(Data about app and page elements)
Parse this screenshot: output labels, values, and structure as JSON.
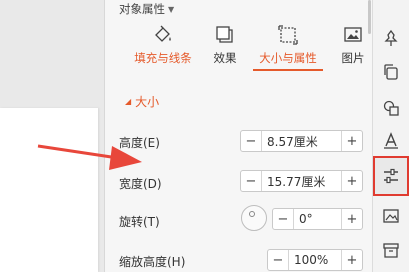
{
  "panel": {
    "title": "对象属性",
    "tabs": [
      {
        "label": "填充与线条",
        "icon": "fill-bucket-icon",
        "active": false
      },
      {
        "label": "效果",
        "icon": "effect-shape-icon",
        "active": false
      },
      {
        "label": "大小与属性",
        "icon": "size-frame-icon",
        "active": true
      },
      {
        "label": "图片",
        "icon": "picture-icon",
        "active": false
      }
    ],
    "section_title": "大小",
    "rows": {
      "height": {
        "label": "高度(E)",
        "value": "8.57厘米"
      },
      "width": {
        "label": "宽度(D)",
        "value": "15.77厘米"
      },
      "rotation": {
        "label": "旋转(T)",
        "value": "0°"
      },
      "scale_height": {
        "label": "缩放高度(H)",
        "value": "100%"
      }
    },
    "stepper_minus": "−",
    "stepper_plus": "+"
  },
  "sidebar": {
    "icons": [
      "pin-icon",
      "copy-icon",
      "shapes-icon",
      "text-style-icon",
      "properties-sliders-icon",
      "image-edit-icon",
      "archive-box-icon"
    ],
    "selected": "properties-sliders-icon"
  },
  "colors": {
    "accent": "#e55a2b",
    "highlight_border": "#e03b30",
    "arrow": "#e8473b"
  }
}
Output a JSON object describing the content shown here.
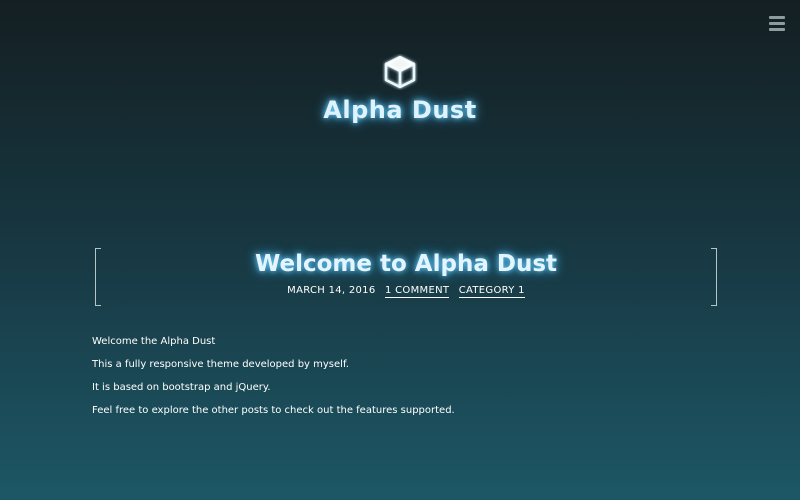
{
  "site": {
    "title": "Alpha Dust",
    "logo_icon": "cube-icon"
  },
  "nav": {
    "menu_icon": "hamburger-menu-icon"
  },
  "post": {
    "title": "Welcome to Alpha Dust",
    "date": "MARCH 14, 2016",
    "comments": "1 COMMENT",
    "category": "CATEGORY 1",
    "paragraphs": [
      "Welcome the Alpha Dust",
      "This a fully responsive theme developed by myself.",
      "It is based on bootstrap and jQuery.",
      "Feel free to explore the other posts to check out the features supported."
    ]
  },
  "colors": {
    "glow": "#6fd4ff",
    "bg_top": "#141f22",
    "bg_bottom": "#1d5766"
  }
}
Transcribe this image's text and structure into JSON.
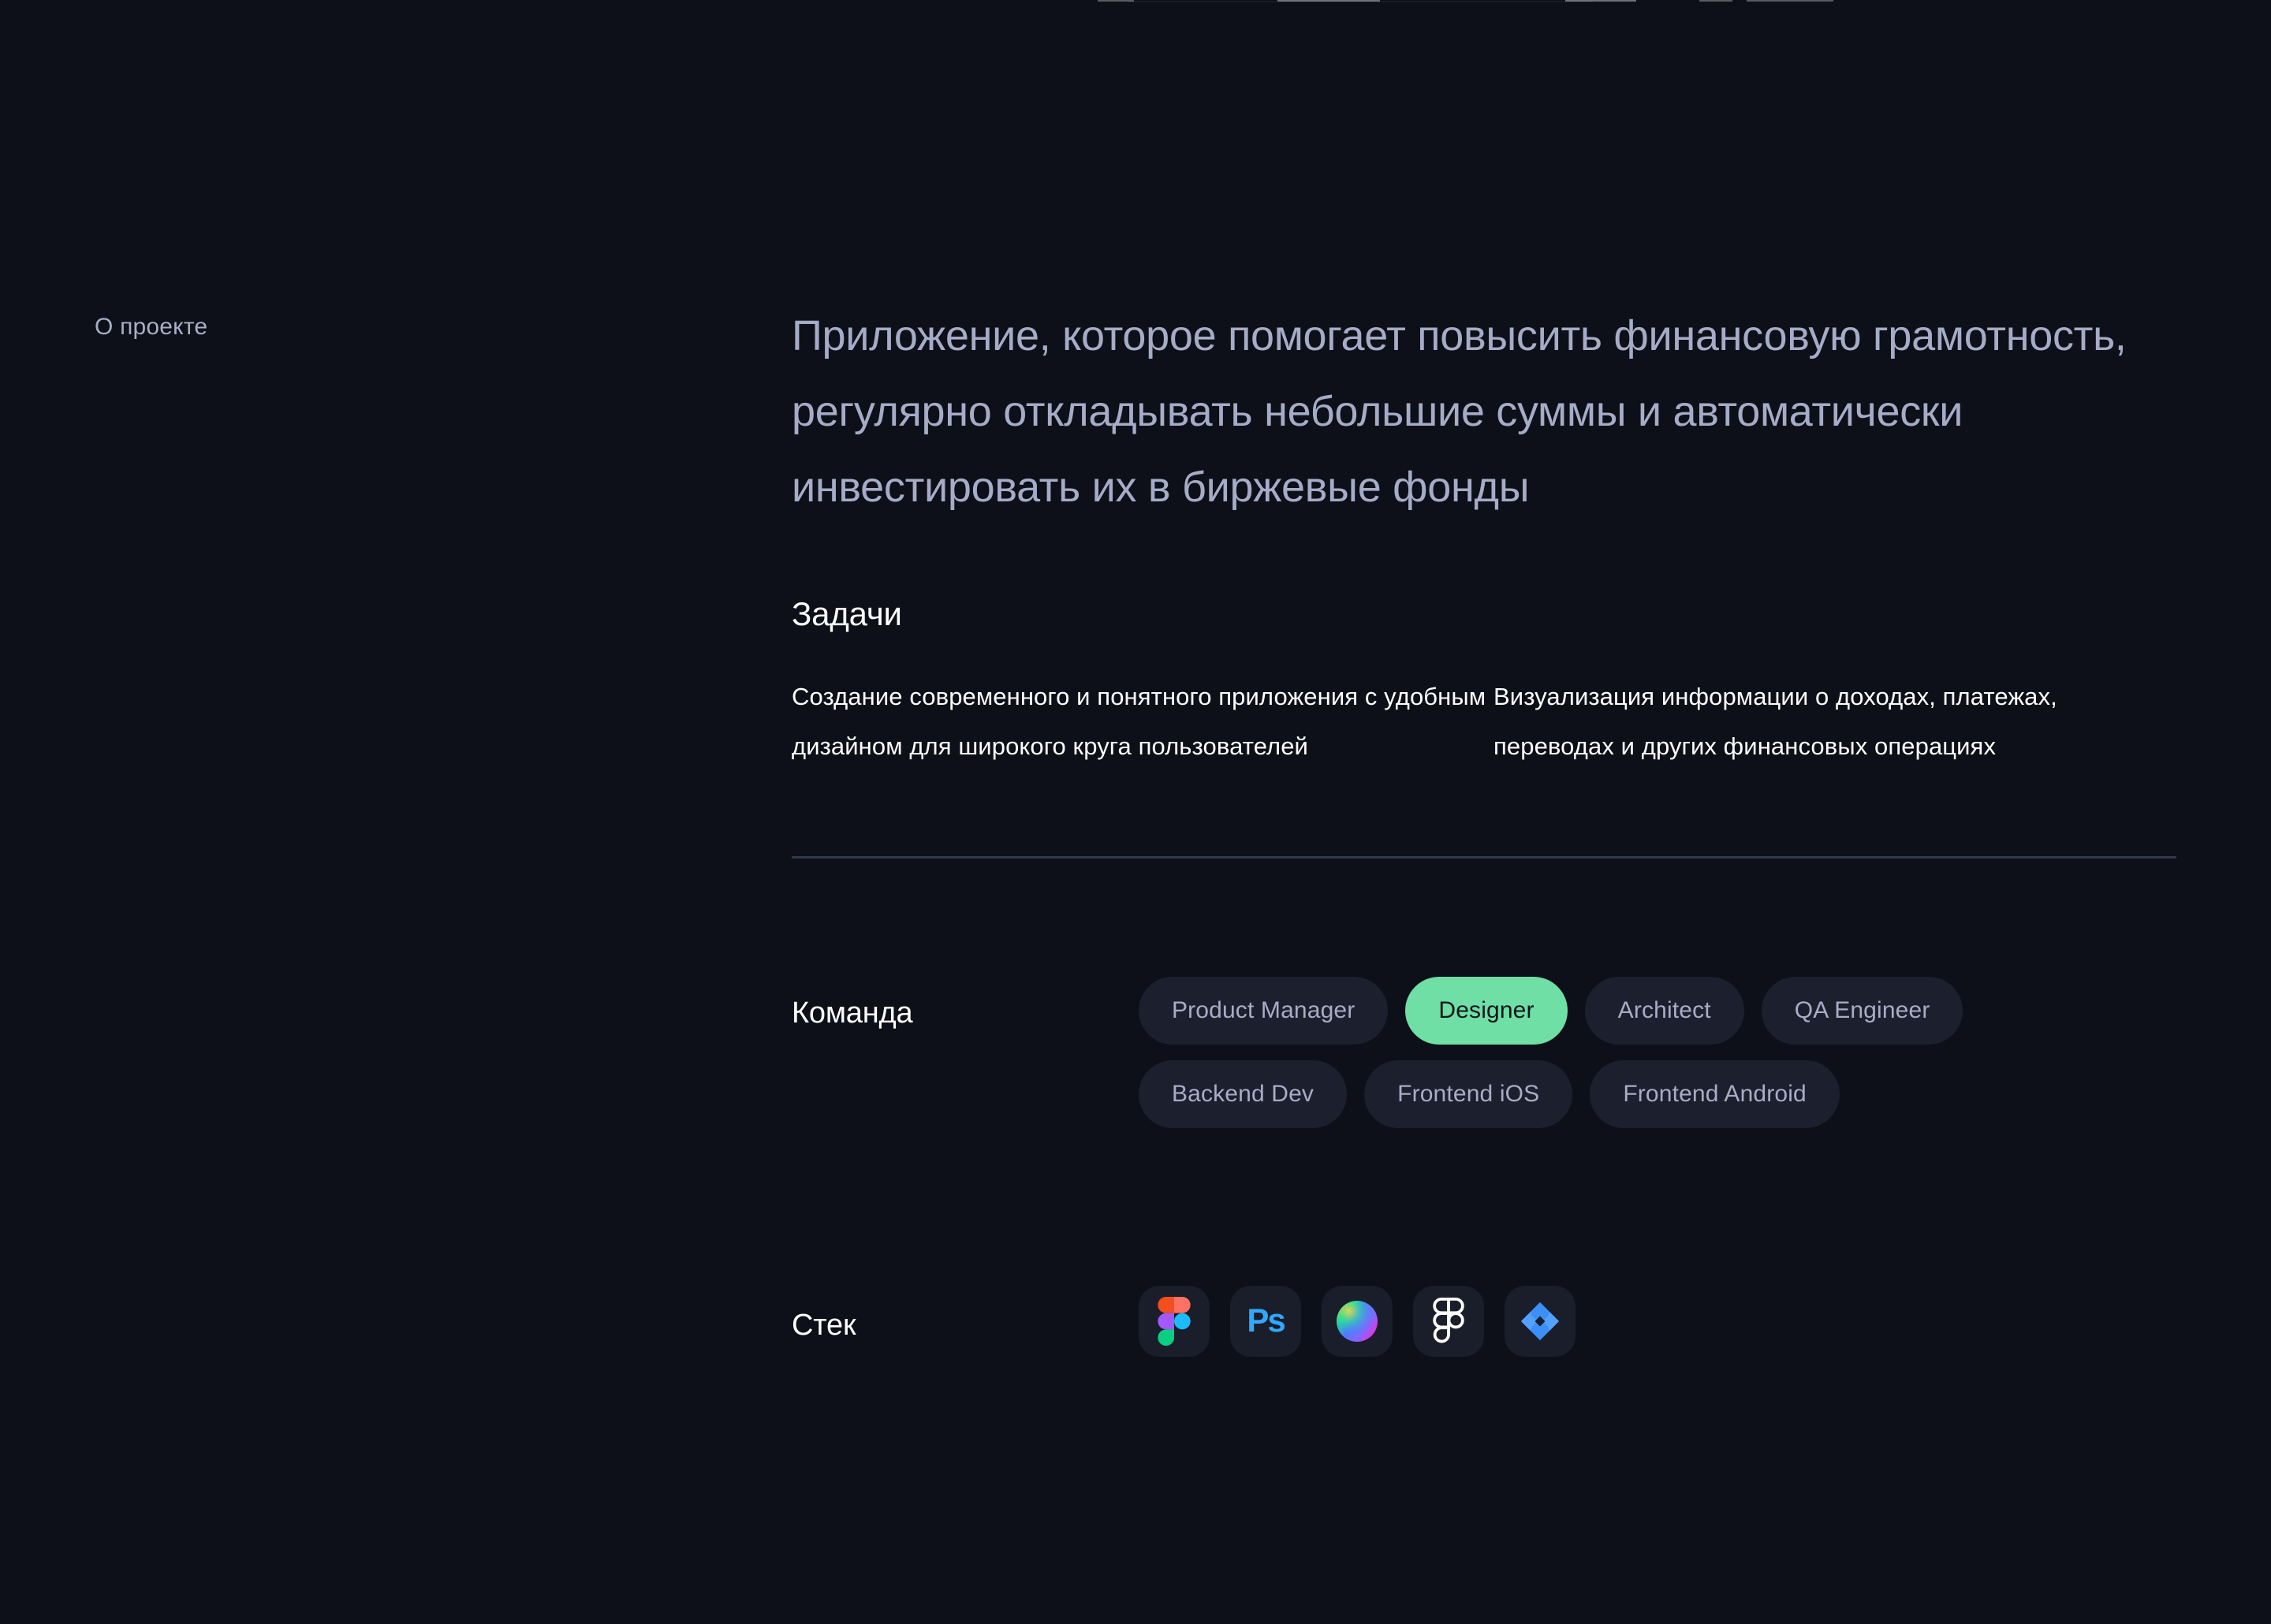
{
  "section": {
    "rail_label": "О проекте",
    "lede": "Приложение, которое помогает повысить финансовую грамотность, регулярно откладывать небольшие суммы и автоматически инвестировать их в биржевые фонды"
  },
  "tasks": {
    "heading": "Задачи",
    "items": [
      "Создание современного и понятного приложения с удобным дизайном для широкого круга пользователей",
      "Визуализация информации о доходах, платежах, переводах и других финансовых операциях"
    ]
  },
  "team": {
    "label": "Команда",
    "members": [
      {
        "label": "Product Manager",
        "active": false
      },
      {
        "label": "Designer",
        "active": true
      },
      {
        "label": "Architect",
        "active": false
      },
      {
        "label": "QA Engineer",
        "active": false
      },
      {
        "label": "Backend Dev",
        "active": false
      },
      {
        "label": "Frontend iOS",
        "active": false
      },
      {
        "label": "Frontend Android",
        "active": false
      }
    ]
  },
  "stack": {
    "label": "Стек",
    "tools": [
      {
        "name": "figma-icon",
        "title": "Figma"
      },
      {
        "name": "photoshop-icon",
        "title": "Adobe Photoshop"
      },
      {
        "name": "spline-icon",
        "title": "Spline"
      },
      {
        "name": "figjam-icon",
        "title": "FigJam"
      },
      {
        "name": "jira-icon",
        "title": "Jira"
      }
    ]
  },
  "colors": {
    "background": "#0d1018",
    "accent_green": "#6fdfa5",
    "pill_background": "#1c1f2e",
    "muted_text": "#a8adc6",
    "primary_text": "#ffffff",
    "lede_text": "#a6abc7",
    "divider": "#3b3f55",
    "tile_background": "#1a1d2a"
  }
}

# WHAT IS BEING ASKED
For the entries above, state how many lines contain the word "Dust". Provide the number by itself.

# RESPONSE FOR THIS EXERCISE
3